◆ **Problem requirements**
Repeat every entry word for word, but leave the images out of your copy.

◆ **Data for the task**

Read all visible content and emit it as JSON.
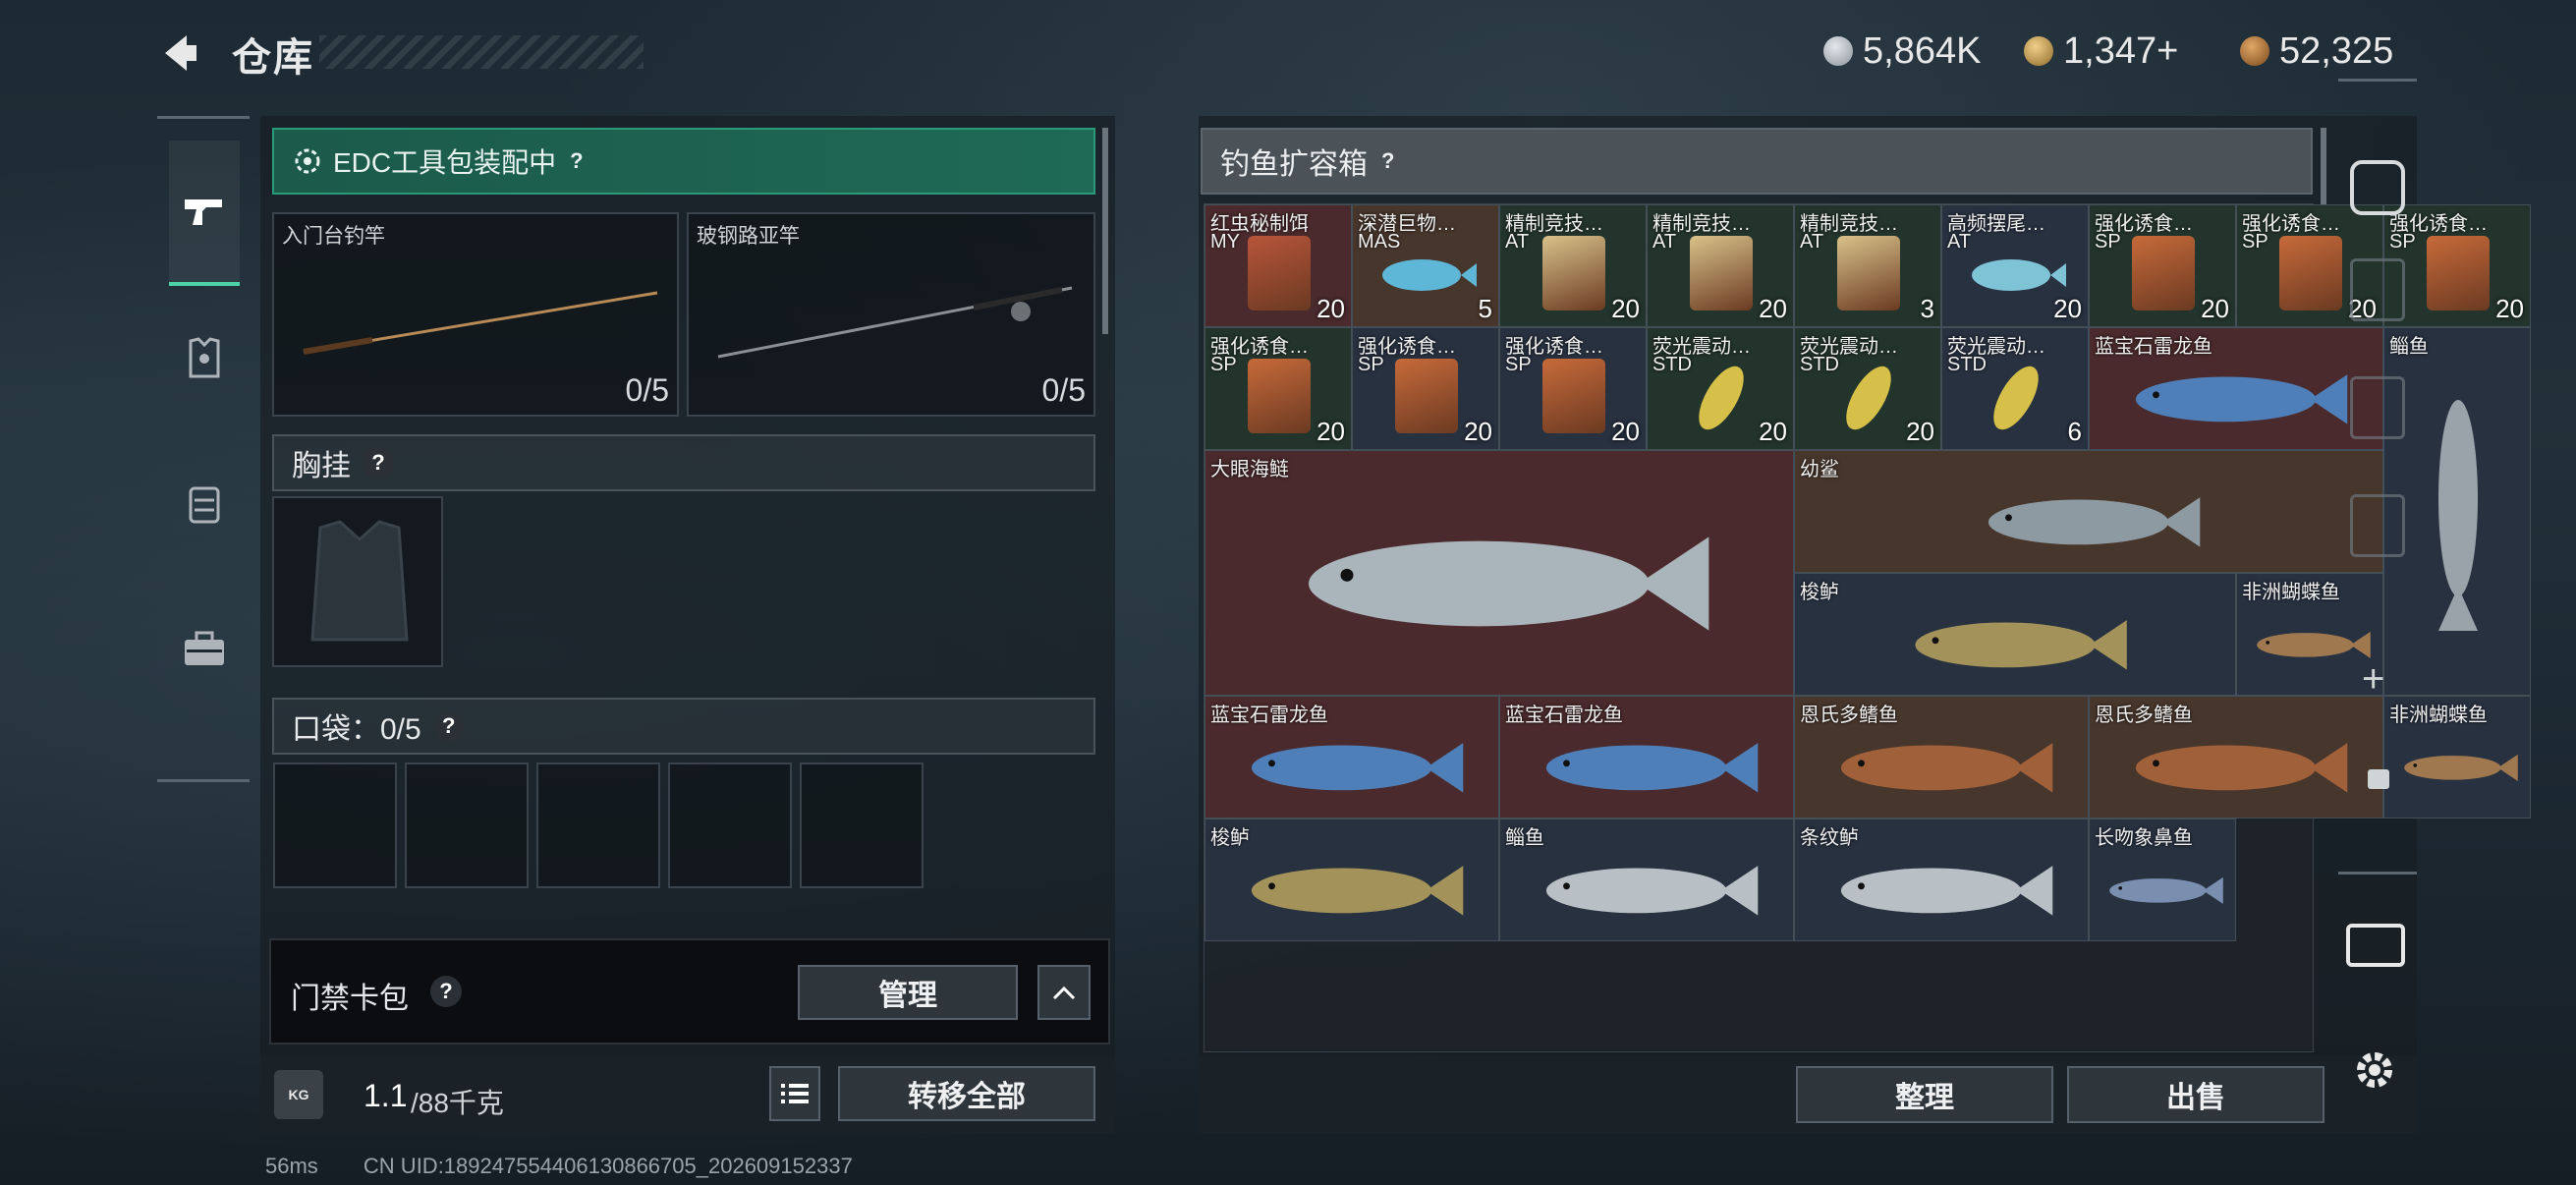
{
  "header": {
    "title": "仓库"
  },
  "currencies": [
    {
      "icon": "silver-coin-icon",
      "value": "5,864K",
      "color": "#b8c0c8"
    },
    {
      "icon": "gold-triangle-coin-icon",
      "value": "1,347+",
      "color": "#c9a257"
    },
    {
      "icon": "bronze-coin-icon",
      "value": "52,325",
      "color": "#b97a3a"
    }
  ],
  "left": {
    "edc_label": "EDC工具包装配中",
    "help": "?",
    "rod_slots": [
      {
        "label": "入门台钓竿",
        "count": "0/5"
      },
      {
        "label": "玻钢路亚竿",
        "count": "0/5"
      }
    ],
    "chest": "胸挂",
    "pocket": "口袋：0/5",
    "card_pack": "门禁卡包",
    "manage": "管理",
    "weight_value": "1.1",
    "weight_total": "/88千克",
    "transfer_all": "转移全部",
    "kg": "KG"
  },
  "box": {
    "title": "钓鱼扩容箱",
    "sort": "整理",
    "sell": "出售",
    "items": [
      {
        "name": "红虫秘制饵",
        "sub": "MY",
        "count": "20"
      },
      {
        "name": "深潜巨物…",
        "sub": "MAS",
        "count": "5"
      },
      {
        "name": "精制竞技…",
        "sub": "AT",
        "count": "20"
      },
      {
        "name": "精制竞技…",
        "sub": "AT",
        "count": "20"
      },
      {
        "name": "精制竞技…",
        "sub": "AT",
        "count": "3"
      },
      {
        "name": "高频摆尾…",
        "sub": "AT",
        "count": "20"
      },
      {
        "name": "强化诱食…",
        "sub": "SP",
        "count": "20"
      },
      {
        "name": "强化诱食…",
        "sub": "SP",
        "count": "20"
      },
      {
        "name": "强化诱食…",
        "sub": "SP",
        "count": "20"
      },
      {
        "name": "强化诱食…",
        "sub": "SP",
        "count": "20"
      },
      {
        "name": "强化诱食…",
        "sub": "SP",
        "count": "20"
      },
      {
        "name": "强化诱食…",
        "sub": "SP",
        "count": "20"
      },
      {
        "name": "荧光震动…",
        "sub": "STD",
        "count": "20"
      },
      {
        "name": "荧光震动…",
        "sub": "STD",
        "count": "20"
      },
      {
        "name": "荧光震动…",
        "sub": "STD",
        "count": "6"
      },
      {
        "name": "蓝宝石雷龙鱼"
      },
      {
        "name": "鲻鱼"
      },
      {
        "name": "大眼海鲢"
      },
      {
        "name": "幼鲨"
      },
      {
        "name": "梭鲈"
      },
      {
        "name": "非洲蝴蝶鱼"
      },
      {
        "name": "蓝宝石雷龙鱼"
      },
      {
        "name": "蓝宝石雷龙鱼"
      },
      {
        "name": "恩氏多鳍鱼"
      },
      {
        "name": "恩氏多鳍鱼"
      },
      {
        "name": "非洲蝴蝶鱼"
      },
      {
        "name": "梭鲈"
      },
      {
        "name": "鲻鱼"
      },
      {
        "name": "条纹鲈"
      },
      {
        "name": "长吻象鼻鱼"
      }
    ]
  },
  "footer": {
    "ping": "56ms",
    "uid": "CN UID:18924755440613086670​5_202609152337"
  }
}
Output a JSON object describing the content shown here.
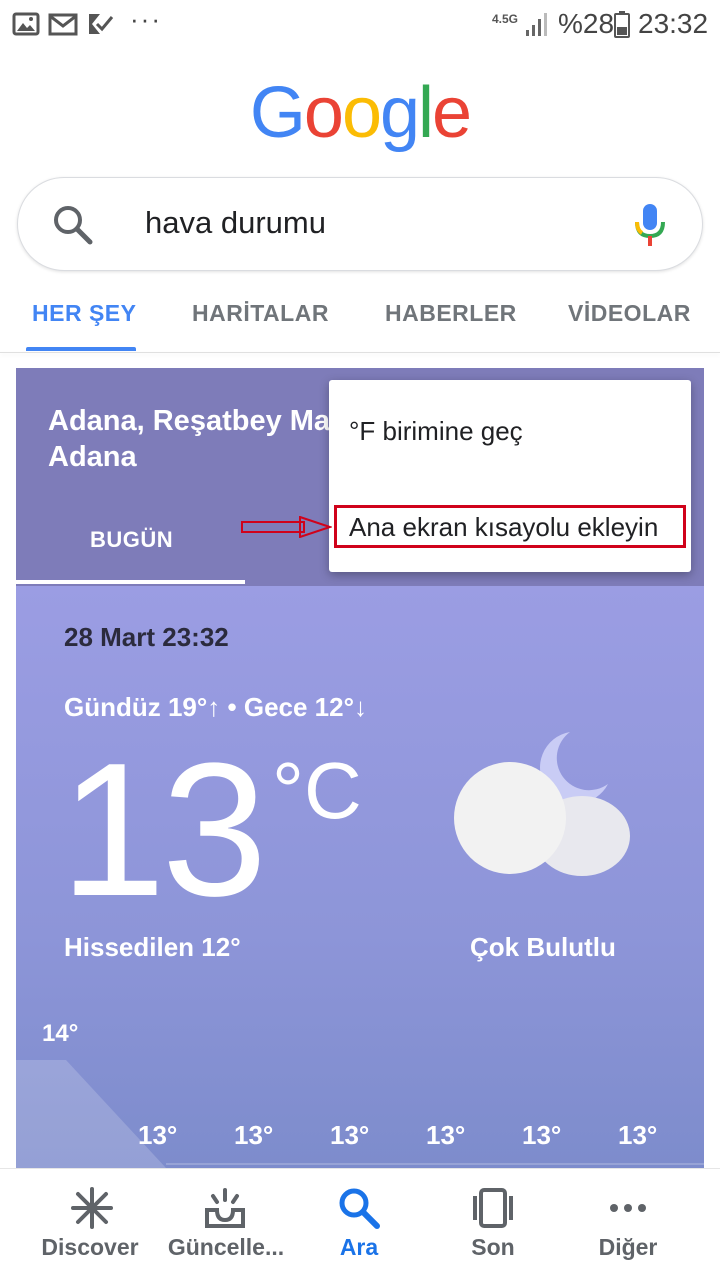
{
  "status_bar": {
    "network": "4.5G",
    "battery": "%28",
    "time": "23:32",
    "more": "···"
  },
  "logo": {
    "letters": [
      {
        "ch": "G",
        "color": "#4285f4"
      },
      {
        "ch": "o",
        "color": "#ea4335"
      },
      {
        "ch": "o",
        "color": "#fbbc05"
      },
      {
        "ch": "g",
        "color": "#4285f4"
      },
      {
        "ch": "l",
        "color": "#34a853"
      },
      {
        "ch": "e",
        "color": "#ea4335"
      }
    ]
  },
  "search": {
    "query": "hava durumu",
    "search_icon": "search-icon",
    "mic_icon": "mic-icon"
  },
  "tabs": [
    {
      "label": "HER ŞEY",
      "active": true
    },
    {
      "label": "HARİTALAR"
    },
    {
      "label": "HABERLER"
    },
    {
      "label": "VİDEOLAR"
    }
  ],
  "weather": {
    "location_line1": "Adana, Reşatbey Ma",
    "location_line2": "Adana",
    "today_tab": "BUGÜN",
    "datetime": "28 Mart 23:32",
    "day_night": "Gündüz 19°↑ • Gece 12°↓",
    "temperature": "13",
    "unit": "°C",
    "feels_like": "Hissedilen 12°",
    "condition": "Çok Bulutlu",
    "condition_icon": "cloud-moon-icon",
    "hourly_max": "14°",
    "hourly": [
      "13°",
      "13°",
      "13°",
      "13°",
      "13°",
      "13°"
    ]
  },
  "popup": {
    "item1": "°F birimine geç",
    "item2": "Ana ekran kısayolu ekleyin",
    "highlight_color": "#d0021b"
  },
  "bottom_nav": [
    {
      "label": "Discover",
      "icon": "asterisk-icon"
    },
    {
      "label": "Güncelle...",
      "icon": "inbox-icon"
    },
    {
      "label": "Ara",
      "icon": "search-icon",
      "active": true
    },
    {
      "label": "Son",
      "icon": "cards-icon"
    },
    {
      "label": "Diğer",
      "icon": "more-icon"
    }
  ],
  "colors": {
    "accent": "#4285f4",
    "card_header": "#7e7cb9",
    "card_body": "#9b9de3"
  }
}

◆ **Answer to this exercise**
Read all visible content and emit it as JSON.
{
  "header": {
    "title": "仓库"
  },
  "currencies": [
    {
      "icon": "silver-coin-icon",
      "value": "5,864K",
      "color": "#b8c0c8"
    },
    {
      "icon": "gold-triangle-coin-icon",
      "value": "1,347+",
      "color": "#c9a257"
    },
    {
      "icon": "bronze-coin-icon",
      "value": "52,325",
      "color": "#b97a3a"
    }
  ],
  "left": {
    "edc_label": "EDC工具包装配中",
    "help": "?",
    "rod_slots": [
      {
        "label": "入门台钓竿",
        "count": "0/5"
      },
      {
        "label": "玻钢路亚竿",
        "count": "0/5"
      }
    ],
    "chest": "胸挂",
    "pocket": "口袋：0/5",
    "card_pack": "门禁卡包",
    "manage": "管理",
    "weight_value": "1.1",
    "weight_total": "/88千克",
    "transfer_all": "转移全部",
    "kg": "KG"
  },
  "box": {
    "title": "钓鱼扩容箱",
    "sort": "整理",
    "sell": "出售",
    "items": [
      {
        "name": "红虫秘制饵",
        "sub": "MY",
        "count": "20"
      },
      {
        "name": "深潜巨物…",
        "sub": "MAS",
        "count": "5"
      },
      {
        "name": "精制竞技…",
        "sub": "AT",
        "count": "20"
      },
      {
        "name": "精制竞技…",
        "sub": "AT",
        "count": "20"
      },
      {
        "name": "精制竞技…",
        "sub": "AT",
        "count": "3"
      },
      {
        "name": "高频摆尾…",
        "sub": "AT",
        "count": "20"
      },
      {
        "name": "强化诱食…",
        "sub": "SP",
        "count": "20"
      },
      {
        "name": "强化诱食…",
        "sub": "SP",
        "count": "20"
      },
      {
        "name": "强化诱食…",
        "sub": "SP",
        "count": "20"
      },
      {
        "name": "强化诱食…",
        "sub": "SP",
        "count": "20"
      },
      {
        "name": "强化诱食…",
        "sub": "SP",
        "count": "20"
      },
      {
        "name": "强化诱食…",
        "sub": "SP",
        "count": "20"
      },
      {
        "name": "荧光震动…",
        "sub": "STD",
        "count": "20"
      },
      {
        "name": "荧光震动…",
        "sub": "STD",
        "count": "20"
      },
      {
        "name": "荧光震动…",
        "sub": "STD",
        "count": "6"
      },
      {
        "name": "蓝宝石雷龙鱼"
      },
      {
        "name": "鲻鱼"
      },
      {
        "name": "大眼海鲢"
      },
      {
        "name": "幼鲨"
      },
      {
        "name": "梭鲈"
      },
      {
        "name": "非洲蝴蝶鱼"
      },
      {
        "name": "蓝宝石雷龙鱼"
      },
      {
        "name": "蓝宝石雷龙鱼"
      },
      {
        "name": "恩氏多鳍鱼"
      },
      {
        "name": "恩氏多鳍鱼"
      },
      {
        "name": "非洲蝴蝶鱼"
      },
      {
        "name": "梭鲈"
      },
      {
        "name": "鲻鱼"
      },
      {
        "name": "条纹鲈"
      },
      {
        "name": "长吻象鼻鱼"
      }
    ]
  },
  "footer": {
    "ping": "56ms",
    "uid": "CN UID:18924755440613086670​5_202609152337"
  }
}
Output a JSON object describing the content shown here.
{
  "status_bar": {
    "network": "4.5G",
    "battery": "%28",
    "time": "23:32",
    "more": "···"
  },
  "logo": {
    "letters": [
      {
        "ch": "G",
        "color": "#4285f4"
      },
      {
        "ch": "o",
        "color": "#ea4335"
      },
      {
        "ch": "o",
        "color": "#fbbc05"
      },
      {
        "ch": "g",
        "color": "#4285f4"
      },
      {
        "ch": "l",
        "color": "#34a853"
      },
      {
        "ch": "e",
        "color": "#ea4335"
      }
    ]
  },
  "search": {
    "query": "hava durumu",
    "search_icon": "search-icon",
    "mic_icon": "mic-icon"
  },
  "tabs": [
    {
      "label": "HER ŞEY",
      "active": true
    },
    {
      "label": "HARİTALAR"
    },
    {
      "label": "HABERLER"
    },
    {
      "label": "VİDEOLAR"
    }
  ],
  "weather": {
    "location_line1": "Adana, Reşatbey Ma",
    "location_line2": "Adana",
    "today_tab": "BUGÜN",
    "datetime": "28 Mart 23:32",
    "day_night": "Gündüz 19°↑ • Gece 12°↓",
    "temperature": "13",
    "unit": "°C",
    "feels_like": "Hissedilen 12°",
    "condition": "Çok Bulutlu",
    "condition_icon": "cloud-moon-icon",
    "hourly_max": "14°",
    "hourly": [
      "13°",
      "13°",
      "13°",
      "13°",
      "13°",
      "13°"
    ]
  },
  "popup": {
    "item1": "°F birimine geç",
    "item2": "Ana ekran kısayolu ekleyin",
    "highlight_color": "#d0021b"
  },
  "bottom_nav": [
    {
      "label": "Discover",
      "icon": "asterisk-icon"
    },
    {
      "label": "Güncelle...",
      "icon": "inbox-icon"
    },
    {
      "label": "Ara",
      "icon": "search-icon",
      "active": true
    },
    {
      "label": "Son",
      "icon": "cards-icon"
    },
    {
      "label": "Diğer",
      "icon": "more-icon"
    }
  ],
  "colors": {
    "accent": "#4285f4",
    "card_header": "#7e7cb9",
    "card_body": "#9b9de3"
  }
}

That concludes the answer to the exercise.